Two molecularly cloned viruses, human immunodeficiency virus type 1 (HIV- 1)-NL4-3 (NL4-3) and HIV-1-HXB-2 (HXB-2), have been used to study the role of HIV-1 auxiliary genes in the establishment of chronic virus producers. NL4-3 encodes all known HIV-1 proteins, whereas HXB-2 is defective for three auxiliary genes: vpr, vpu, and nef. Studies were done in H9 cells, a T-cell line unusually permissive for the establishment of chronic virus producers. NL4-3 and HXB-2 undergo lytic phases of infection in H9 cultures with HXB-2, but not NL4-3, supporting the efficient establishment of chronic virus producers. Tests of mutant NL4-3 genomes containing various combinations of defective auxiliary genes revealed that both vpr and nef limited the ability of NL4-3 to establish chronic virus producers.
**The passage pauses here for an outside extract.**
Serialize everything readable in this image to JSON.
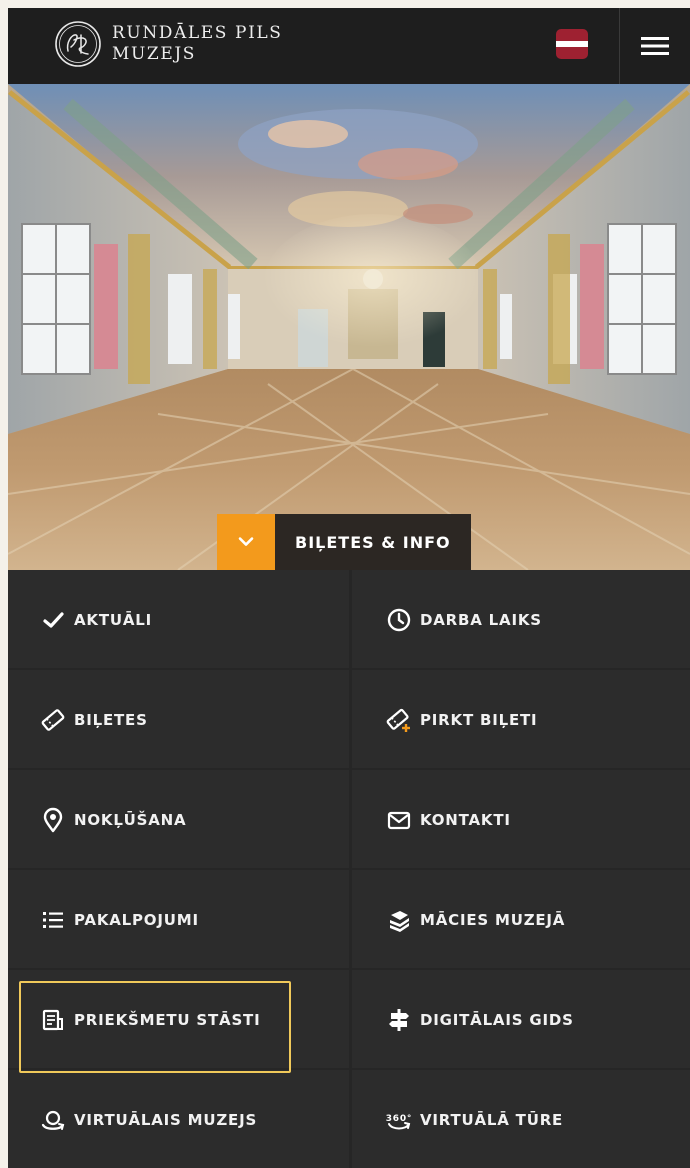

Tests of a series of recombinants between NL4-3 and HXB-2 revealed that 5' internal sequences as well as fragments containing defective auxiliary genes affected the establishment of chronic virus producers. Viral envelope sequences and levels of virus production did not correlate with the ability to establish chronic virus producers. These results suggest that complex interactions of viral auxiliary and nonauxiliary gene functions with the host cell determine the ability to establish chronic virus producers.
ASJC Scopus subject areas
- Insect Science